Task details |
Please report each line of the data below that contains "DM数据库模式".

"""

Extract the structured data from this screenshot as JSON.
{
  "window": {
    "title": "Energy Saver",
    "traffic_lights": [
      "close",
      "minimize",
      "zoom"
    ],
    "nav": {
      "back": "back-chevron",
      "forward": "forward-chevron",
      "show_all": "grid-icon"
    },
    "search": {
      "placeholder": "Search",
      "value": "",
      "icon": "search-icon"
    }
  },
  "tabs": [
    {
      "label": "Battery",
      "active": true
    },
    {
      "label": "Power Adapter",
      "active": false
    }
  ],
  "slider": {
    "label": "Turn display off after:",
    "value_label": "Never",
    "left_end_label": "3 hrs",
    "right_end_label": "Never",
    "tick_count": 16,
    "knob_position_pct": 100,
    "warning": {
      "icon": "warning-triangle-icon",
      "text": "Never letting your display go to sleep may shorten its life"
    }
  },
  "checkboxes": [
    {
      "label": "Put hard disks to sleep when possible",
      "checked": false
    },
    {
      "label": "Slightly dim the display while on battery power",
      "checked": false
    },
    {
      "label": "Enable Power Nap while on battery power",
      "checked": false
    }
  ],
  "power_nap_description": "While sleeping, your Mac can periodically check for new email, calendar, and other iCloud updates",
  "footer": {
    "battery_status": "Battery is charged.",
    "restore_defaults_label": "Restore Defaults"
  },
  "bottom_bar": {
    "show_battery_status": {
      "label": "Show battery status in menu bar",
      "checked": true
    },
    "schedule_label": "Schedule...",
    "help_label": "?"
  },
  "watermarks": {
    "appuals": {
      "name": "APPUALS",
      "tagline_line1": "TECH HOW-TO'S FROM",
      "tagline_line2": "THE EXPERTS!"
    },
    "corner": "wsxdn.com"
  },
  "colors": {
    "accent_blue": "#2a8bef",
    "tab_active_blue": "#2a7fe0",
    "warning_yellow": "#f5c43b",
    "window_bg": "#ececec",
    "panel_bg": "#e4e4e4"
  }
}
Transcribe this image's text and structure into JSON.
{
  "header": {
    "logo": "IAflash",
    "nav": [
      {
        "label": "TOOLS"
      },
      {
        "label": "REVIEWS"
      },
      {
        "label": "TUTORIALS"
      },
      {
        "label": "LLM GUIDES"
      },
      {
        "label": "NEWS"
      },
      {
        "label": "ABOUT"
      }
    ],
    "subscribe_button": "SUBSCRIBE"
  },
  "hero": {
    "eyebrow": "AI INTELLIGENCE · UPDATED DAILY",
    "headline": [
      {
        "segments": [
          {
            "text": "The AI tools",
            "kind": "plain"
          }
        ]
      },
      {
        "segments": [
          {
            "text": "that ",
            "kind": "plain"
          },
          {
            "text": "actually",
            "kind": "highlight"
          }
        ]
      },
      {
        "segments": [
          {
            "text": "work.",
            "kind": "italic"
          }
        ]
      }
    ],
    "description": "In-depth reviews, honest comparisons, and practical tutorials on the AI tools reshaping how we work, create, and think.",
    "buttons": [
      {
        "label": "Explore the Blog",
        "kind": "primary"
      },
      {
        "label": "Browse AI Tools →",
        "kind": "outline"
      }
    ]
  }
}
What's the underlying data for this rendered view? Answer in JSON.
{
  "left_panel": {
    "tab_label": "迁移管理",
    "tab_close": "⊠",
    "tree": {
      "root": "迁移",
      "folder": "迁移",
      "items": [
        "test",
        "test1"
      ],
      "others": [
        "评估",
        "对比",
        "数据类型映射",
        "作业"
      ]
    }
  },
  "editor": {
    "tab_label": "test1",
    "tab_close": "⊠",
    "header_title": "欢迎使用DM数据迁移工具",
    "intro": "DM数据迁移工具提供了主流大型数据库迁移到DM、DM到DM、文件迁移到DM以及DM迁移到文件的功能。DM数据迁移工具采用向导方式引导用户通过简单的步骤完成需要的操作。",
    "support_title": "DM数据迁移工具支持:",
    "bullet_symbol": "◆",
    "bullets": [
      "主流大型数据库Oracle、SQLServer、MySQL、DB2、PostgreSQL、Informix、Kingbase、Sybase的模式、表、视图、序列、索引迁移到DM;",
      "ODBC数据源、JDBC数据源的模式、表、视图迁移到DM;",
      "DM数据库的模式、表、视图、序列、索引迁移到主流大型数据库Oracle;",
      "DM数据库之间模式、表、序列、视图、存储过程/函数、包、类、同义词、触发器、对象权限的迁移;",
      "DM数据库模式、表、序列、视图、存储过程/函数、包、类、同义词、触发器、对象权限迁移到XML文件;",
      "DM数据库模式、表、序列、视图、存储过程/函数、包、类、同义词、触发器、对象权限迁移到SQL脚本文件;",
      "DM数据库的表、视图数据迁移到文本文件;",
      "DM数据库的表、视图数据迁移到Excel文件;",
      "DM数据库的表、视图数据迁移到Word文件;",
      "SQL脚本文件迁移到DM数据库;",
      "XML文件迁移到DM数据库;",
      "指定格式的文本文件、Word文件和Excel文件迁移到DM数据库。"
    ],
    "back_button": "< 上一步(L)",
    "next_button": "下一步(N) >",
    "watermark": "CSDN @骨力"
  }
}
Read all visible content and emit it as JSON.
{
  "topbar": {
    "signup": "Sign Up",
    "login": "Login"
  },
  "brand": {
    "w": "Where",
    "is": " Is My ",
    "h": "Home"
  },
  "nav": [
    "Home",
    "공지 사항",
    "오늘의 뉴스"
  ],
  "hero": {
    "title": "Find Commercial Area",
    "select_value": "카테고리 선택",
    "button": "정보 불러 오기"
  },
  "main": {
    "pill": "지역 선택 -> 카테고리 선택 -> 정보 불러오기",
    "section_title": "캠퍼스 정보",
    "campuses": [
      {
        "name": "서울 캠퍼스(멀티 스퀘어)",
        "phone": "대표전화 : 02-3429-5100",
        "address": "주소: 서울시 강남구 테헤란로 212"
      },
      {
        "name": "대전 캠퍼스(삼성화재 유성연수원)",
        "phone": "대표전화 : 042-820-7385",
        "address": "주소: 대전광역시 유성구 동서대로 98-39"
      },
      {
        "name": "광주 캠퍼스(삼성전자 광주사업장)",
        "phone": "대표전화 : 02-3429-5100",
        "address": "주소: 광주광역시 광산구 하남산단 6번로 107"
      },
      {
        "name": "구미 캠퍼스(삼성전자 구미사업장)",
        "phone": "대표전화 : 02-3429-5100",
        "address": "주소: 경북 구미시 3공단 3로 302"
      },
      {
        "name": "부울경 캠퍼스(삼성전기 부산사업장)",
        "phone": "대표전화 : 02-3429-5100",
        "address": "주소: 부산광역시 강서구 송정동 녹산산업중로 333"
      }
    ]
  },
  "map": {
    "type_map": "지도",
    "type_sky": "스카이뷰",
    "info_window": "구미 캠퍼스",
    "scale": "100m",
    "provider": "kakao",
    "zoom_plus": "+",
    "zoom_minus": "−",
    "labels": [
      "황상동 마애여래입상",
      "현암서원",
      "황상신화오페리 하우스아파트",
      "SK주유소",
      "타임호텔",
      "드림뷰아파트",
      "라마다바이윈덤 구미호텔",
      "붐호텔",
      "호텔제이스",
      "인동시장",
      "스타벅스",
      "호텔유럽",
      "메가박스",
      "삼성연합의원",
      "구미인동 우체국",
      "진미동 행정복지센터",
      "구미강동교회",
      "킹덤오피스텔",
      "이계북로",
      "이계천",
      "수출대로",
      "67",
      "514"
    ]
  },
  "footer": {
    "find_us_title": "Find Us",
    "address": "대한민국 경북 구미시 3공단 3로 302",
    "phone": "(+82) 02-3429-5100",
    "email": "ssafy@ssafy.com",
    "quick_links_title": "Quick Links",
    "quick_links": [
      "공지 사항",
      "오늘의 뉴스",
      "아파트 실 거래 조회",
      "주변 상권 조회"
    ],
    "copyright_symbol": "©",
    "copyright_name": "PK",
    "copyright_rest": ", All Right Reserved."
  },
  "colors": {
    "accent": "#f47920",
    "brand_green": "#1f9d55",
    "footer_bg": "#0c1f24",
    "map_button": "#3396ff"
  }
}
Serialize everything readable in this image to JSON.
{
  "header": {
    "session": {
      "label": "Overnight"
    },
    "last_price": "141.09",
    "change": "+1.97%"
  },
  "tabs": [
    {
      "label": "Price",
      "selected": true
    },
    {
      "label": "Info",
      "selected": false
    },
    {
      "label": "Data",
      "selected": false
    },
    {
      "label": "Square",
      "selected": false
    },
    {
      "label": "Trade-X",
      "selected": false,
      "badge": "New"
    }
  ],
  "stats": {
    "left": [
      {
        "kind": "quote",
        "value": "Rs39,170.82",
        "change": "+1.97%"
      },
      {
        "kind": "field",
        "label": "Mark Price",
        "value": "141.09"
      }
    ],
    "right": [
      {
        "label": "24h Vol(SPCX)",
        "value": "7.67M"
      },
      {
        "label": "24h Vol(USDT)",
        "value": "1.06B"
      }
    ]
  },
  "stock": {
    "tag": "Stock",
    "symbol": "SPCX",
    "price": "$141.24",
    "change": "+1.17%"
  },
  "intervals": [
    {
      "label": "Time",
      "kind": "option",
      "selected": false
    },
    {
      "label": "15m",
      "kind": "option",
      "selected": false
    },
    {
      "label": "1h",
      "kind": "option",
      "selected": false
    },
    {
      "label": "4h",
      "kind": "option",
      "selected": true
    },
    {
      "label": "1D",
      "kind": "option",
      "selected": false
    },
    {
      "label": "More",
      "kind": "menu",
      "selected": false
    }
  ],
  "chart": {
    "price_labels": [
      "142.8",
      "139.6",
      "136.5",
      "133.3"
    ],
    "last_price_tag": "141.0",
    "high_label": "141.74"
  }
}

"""

Result of this task |
      "DM数据库模式、表、序列、视图、存储过程/函数、包、类、同义词、触发器、对象权限迁移到XML文件;",
      "DM数据库模式、表、序列、视图、存储过程/函数、包、类、同义词、触发器、对象权限迁移到SQL脚本文件;",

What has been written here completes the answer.